3 Center for Special Minimally Invasive Surgery, Stanford University Medical Center, Palo Alto, CA, USA

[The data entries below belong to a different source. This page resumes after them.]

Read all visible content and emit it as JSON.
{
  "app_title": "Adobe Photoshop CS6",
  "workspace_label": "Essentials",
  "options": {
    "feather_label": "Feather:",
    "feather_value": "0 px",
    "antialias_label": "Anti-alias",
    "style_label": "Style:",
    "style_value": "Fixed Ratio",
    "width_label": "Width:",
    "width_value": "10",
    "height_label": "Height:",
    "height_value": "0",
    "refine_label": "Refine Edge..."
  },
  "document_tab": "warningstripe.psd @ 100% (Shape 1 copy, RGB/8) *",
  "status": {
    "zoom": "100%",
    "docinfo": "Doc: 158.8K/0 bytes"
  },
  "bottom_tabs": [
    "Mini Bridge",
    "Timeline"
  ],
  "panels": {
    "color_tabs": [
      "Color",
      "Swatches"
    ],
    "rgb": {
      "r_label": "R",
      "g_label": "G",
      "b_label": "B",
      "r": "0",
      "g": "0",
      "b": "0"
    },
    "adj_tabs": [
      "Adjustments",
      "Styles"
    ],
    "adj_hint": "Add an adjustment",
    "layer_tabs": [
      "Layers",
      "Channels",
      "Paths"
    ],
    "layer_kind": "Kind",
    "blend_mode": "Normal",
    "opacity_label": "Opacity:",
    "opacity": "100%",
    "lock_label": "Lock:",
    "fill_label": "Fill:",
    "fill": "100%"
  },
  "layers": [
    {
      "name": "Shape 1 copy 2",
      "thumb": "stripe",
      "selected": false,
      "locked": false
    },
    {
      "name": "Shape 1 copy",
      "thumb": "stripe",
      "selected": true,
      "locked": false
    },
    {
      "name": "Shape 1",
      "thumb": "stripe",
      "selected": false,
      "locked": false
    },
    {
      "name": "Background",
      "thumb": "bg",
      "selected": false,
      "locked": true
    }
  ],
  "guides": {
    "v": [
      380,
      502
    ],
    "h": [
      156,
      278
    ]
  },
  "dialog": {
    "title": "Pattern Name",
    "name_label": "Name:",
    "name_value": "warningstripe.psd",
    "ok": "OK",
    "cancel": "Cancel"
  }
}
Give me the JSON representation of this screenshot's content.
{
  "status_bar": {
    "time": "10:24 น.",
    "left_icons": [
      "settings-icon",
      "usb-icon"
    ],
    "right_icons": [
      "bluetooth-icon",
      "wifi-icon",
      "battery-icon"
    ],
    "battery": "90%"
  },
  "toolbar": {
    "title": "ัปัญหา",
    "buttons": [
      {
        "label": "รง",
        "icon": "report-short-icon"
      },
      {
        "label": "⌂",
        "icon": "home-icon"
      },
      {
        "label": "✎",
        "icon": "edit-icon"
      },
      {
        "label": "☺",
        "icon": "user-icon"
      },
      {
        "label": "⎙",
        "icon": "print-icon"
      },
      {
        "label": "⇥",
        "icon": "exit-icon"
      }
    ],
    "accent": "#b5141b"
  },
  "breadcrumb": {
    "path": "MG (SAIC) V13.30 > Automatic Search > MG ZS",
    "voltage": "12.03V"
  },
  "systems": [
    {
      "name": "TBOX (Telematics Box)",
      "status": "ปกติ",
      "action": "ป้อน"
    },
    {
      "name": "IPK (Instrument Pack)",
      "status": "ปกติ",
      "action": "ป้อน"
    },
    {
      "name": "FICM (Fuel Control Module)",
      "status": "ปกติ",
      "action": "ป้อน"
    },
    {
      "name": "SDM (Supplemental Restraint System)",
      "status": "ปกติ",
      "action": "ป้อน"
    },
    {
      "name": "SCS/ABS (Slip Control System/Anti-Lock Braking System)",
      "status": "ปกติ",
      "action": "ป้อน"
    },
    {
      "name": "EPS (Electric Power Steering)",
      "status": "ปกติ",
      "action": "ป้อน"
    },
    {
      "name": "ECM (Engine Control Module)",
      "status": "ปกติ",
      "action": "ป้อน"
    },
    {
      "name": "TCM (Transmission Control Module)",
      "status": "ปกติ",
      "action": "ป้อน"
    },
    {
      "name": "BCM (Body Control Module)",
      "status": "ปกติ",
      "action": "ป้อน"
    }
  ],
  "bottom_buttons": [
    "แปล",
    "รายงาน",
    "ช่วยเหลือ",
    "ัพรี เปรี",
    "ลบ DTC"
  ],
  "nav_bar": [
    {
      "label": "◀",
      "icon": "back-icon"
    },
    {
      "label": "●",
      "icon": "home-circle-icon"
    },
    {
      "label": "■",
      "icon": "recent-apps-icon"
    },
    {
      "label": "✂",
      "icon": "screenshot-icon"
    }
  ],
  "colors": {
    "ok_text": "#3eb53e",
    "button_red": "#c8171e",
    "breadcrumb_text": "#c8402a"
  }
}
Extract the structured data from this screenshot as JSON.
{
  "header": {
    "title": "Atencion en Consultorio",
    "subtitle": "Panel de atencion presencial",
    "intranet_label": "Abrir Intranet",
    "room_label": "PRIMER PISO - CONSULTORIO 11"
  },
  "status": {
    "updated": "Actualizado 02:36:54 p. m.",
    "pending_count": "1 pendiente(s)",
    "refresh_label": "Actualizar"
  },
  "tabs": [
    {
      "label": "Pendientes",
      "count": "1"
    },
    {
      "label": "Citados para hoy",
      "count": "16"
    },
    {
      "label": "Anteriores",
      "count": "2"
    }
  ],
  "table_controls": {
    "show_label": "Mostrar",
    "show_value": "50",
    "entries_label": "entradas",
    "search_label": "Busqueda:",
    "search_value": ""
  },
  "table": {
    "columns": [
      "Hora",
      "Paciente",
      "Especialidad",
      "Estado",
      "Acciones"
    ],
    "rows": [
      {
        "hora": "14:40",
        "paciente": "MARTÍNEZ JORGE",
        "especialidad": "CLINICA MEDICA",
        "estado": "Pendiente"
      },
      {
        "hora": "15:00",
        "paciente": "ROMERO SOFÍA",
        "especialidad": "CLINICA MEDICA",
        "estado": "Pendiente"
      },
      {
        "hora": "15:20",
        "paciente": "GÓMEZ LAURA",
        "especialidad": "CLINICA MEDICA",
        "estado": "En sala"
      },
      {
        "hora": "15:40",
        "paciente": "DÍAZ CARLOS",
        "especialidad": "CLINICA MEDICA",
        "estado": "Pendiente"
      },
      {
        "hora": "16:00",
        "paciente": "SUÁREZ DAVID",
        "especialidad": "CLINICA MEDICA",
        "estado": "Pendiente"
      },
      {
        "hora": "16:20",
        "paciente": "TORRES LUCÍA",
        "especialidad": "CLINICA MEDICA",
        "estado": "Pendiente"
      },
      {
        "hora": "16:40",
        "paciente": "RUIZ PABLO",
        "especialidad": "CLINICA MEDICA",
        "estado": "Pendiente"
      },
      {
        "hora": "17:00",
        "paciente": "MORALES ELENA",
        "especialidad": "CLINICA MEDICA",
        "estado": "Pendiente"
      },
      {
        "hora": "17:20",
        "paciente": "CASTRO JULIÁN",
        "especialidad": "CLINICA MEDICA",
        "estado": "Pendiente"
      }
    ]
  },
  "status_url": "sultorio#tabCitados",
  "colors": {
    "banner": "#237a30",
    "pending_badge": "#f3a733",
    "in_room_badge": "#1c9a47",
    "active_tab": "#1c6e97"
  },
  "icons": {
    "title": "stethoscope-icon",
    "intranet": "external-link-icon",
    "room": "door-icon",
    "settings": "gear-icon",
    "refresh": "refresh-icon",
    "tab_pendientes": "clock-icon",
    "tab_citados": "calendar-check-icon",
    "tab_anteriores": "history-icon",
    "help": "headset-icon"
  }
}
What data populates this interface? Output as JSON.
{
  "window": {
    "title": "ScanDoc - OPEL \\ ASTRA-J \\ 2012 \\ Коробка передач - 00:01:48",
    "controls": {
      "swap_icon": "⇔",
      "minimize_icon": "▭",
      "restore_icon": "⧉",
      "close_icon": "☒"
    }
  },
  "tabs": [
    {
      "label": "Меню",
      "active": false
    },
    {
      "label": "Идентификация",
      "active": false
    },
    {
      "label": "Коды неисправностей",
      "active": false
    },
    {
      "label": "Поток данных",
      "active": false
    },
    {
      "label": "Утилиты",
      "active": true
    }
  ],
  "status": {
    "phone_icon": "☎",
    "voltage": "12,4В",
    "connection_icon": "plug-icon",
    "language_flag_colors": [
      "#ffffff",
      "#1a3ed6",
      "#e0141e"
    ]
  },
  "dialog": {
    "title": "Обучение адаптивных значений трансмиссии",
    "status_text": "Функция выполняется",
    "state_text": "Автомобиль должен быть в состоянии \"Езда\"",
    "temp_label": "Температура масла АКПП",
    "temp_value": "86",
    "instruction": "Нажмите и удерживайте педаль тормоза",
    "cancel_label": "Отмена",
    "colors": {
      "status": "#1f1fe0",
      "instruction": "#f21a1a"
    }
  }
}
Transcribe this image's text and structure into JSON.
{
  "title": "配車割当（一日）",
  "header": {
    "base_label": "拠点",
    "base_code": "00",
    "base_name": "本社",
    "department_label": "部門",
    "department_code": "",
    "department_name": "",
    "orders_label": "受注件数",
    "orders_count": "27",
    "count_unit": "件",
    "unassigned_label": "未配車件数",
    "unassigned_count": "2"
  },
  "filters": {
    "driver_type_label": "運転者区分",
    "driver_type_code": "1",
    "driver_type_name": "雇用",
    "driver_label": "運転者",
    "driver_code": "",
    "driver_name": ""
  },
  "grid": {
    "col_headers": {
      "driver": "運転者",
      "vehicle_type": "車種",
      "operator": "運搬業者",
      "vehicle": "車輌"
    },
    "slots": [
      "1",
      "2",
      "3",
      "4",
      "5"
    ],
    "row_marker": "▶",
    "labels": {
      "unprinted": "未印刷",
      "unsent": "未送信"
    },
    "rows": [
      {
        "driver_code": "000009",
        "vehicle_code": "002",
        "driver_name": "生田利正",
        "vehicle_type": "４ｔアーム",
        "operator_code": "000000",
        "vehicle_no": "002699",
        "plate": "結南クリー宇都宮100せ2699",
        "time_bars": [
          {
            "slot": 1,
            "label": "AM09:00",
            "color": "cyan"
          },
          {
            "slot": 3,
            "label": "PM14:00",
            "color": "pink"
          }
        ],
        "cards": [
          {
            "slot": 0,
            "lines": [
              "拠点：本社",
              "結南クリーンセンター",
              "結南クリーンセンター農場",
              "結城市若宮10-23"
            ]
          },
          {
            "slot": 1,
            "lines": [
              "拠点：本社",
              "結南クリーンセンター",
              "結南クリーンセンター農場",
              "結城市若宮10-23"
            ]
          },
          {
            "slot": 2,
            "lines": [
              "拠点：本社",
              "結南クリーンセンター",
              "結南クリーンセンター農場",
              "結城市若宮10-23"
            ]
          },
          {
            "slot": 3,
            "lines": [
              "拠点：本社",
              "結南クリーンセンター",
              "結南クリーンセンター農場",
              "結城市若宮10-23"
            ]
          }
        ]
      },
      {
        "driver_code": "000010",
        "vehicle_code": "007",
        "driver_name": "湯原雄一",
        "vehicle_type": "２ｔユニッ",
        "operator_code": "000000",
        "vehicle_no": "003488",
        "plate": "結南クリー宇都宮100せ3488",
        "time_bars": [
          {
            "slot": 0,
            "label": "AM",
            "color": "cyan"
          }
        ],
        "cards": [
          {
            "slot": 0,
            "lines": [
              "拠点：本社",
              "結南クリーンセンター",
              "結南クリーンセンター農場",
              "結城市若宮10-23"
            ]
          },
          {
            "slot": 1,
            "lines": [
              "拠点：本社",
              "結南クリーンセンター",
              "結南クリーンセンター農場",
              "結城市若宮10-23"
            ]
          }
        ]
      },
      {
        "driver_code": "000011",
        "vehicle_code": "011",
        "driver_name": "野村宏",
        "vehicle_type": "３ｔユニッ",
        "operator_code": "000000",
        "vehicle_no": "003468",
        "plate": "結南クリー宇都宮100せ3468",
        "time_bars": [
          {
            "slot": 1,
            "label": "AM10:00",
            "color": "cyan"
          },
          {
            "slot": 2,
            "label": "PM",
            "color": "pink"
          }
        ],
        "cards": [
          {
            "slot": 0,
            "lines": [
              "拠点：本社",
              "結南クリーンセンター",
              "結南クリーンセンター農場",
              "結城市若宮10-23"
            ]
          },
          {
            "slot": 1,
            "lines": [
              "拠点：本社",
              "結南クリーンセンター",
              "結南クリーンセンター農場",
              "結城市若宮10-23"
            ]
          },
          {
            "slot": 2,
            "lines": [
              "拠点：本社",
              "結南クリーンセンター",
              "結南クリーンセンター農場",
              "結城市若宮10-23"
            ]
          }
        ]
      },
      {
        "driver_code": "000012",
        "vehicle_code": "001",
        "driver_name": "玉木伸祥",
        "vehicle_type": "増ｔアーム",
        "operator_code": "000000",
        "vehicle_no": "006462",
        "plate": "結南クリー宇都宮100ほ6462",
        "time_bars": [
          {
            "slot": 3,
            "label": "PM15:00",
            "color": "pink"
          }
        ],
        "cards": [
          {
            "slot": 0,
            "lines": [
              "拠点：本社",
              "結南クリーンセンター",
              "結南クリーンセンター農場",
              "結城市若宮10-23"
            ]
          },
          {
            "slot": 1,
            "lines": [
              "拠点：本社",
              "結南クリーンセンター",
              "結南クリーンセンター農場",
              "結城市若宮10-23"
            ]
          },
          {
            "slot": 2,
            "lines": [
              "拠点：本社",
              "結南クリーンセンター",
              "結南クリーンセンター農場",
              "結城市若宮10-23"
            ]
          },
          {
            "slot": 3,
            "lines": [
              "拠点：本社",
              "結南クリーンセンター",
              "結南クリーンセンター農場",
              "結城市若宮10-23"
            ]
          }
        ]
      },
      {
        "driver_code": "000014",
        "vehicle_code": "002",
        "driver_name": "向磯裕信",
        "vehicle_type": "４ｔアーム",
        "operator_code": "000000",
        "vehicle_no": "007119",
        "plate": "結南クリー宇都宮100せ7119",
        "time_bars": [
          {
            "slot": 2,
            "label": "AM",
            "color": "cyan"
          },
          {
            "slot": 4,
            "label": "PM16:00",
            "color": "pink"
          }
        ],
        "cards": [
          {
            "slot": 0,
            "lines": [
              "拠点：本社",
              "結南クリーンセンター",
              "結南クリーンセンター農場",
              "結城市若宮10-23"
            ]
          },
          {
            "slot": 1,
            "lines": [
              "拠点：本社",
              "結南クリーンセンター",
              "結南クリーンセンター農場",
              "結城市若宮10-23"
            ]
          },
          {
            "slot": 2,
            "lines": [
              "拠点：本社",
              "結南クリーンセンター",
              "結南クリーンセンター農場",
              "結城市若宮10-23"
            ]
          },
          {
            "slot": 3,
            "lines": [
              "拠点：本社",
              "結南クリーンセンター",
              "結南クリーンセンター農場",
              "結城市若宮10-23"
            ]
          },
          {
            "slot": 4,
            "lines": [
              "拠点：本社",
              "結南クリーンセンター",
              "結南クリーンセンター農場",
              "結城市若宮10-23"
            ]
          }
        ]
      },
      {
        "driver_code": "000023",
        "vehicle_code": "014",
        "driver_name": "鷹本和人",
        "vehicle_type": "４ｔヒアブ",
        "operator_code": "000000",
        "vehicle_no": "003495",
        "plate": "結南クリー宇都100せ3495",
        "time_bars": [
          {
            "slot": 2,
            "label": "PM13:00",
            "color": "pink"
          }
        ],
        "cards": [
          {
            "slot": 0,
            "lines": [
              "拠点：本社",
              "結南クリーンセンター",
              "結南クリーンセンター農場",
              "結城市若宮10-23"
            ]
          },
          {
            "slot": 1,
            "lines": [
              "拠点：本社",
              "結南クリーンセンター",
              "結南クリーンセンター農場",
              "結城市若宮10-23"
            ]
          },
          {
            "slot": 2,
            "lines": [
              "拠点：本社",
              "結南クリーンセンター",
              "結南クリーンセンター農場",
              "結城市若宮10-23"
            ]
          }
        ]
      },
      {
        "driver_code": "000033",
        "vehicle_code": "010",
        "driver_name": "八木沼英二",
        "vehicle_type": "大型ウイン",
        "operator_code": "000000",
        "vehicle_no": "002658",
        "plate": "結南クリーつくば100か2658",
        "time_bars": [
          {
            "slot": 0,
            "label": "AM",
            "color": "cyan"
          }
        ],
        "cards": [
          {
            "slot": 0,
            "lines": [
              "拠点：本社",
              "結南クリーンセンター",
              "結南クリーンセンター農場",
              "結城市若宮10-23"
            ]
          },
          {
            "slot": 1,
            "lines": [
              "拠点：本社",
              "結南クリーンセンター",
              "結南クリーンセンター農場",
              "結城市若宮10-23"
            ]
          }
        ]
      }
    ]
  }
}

Computer-enhanced telesurgery, called robotic-assisted surgery, is the latest innovation in the minimal invasive surgery field. In gynecology, this machine has been applied in several applications, in the fields of benign gynecology, reproductive medicine, urogynecology, and oncology. The purpose of this paper was to review the published scientific literature regarding robotics and its application to gynecology thus far and summarize findings of this computer enhanced laparoscopic technique. Relevant sources were identified by a Pubmed/Medline search looking at databases from January 1950 to July 2009. A total of 29 papers in benign gynecology were identified, and a total of 44 articles were analyzed involving gynecologic oncology. The estimated blood loss, number of lymph nodes extracted, operating time, length of hospital stay and complications were noted among all the studies. The data shows comparable results between robotic and laparoscopic surgery in terms of estimated blood loss, operative time, length of hospital stay, and complications for gynecologic cancer. Overall, there were more wound complications in the laparotomy approach compared to laparoscopy and robotic assisted laparoscopy. There were more lymphocysts, lymphoceles, and lymphedema in the robotic assisted laparoscopic group compared to the laparoscopy and laparotomy groups in cervical cancer patients. Infectious and lung-related morbidity, postoperative ileus, and bleeding/clot formation was more commonly reported in the laparotomy group compared the other two cohorts in endometrial cancer patients. Computer enhanced technology may enable more surgeons to convert their laparotomies to laparoscopic surgery with its associated benefits. It appears that in the hands of experienced laparoscopic surgeons, final outcomes are the same when using or not using the robot. There is good evidence that robotic surgery facilitates laparoscopic surgery, with equivalent if not better operative time and comparable surgical outcomes, shorter hospital stays, and fewer major complications than those surgeries utilizing the laparotomy approach.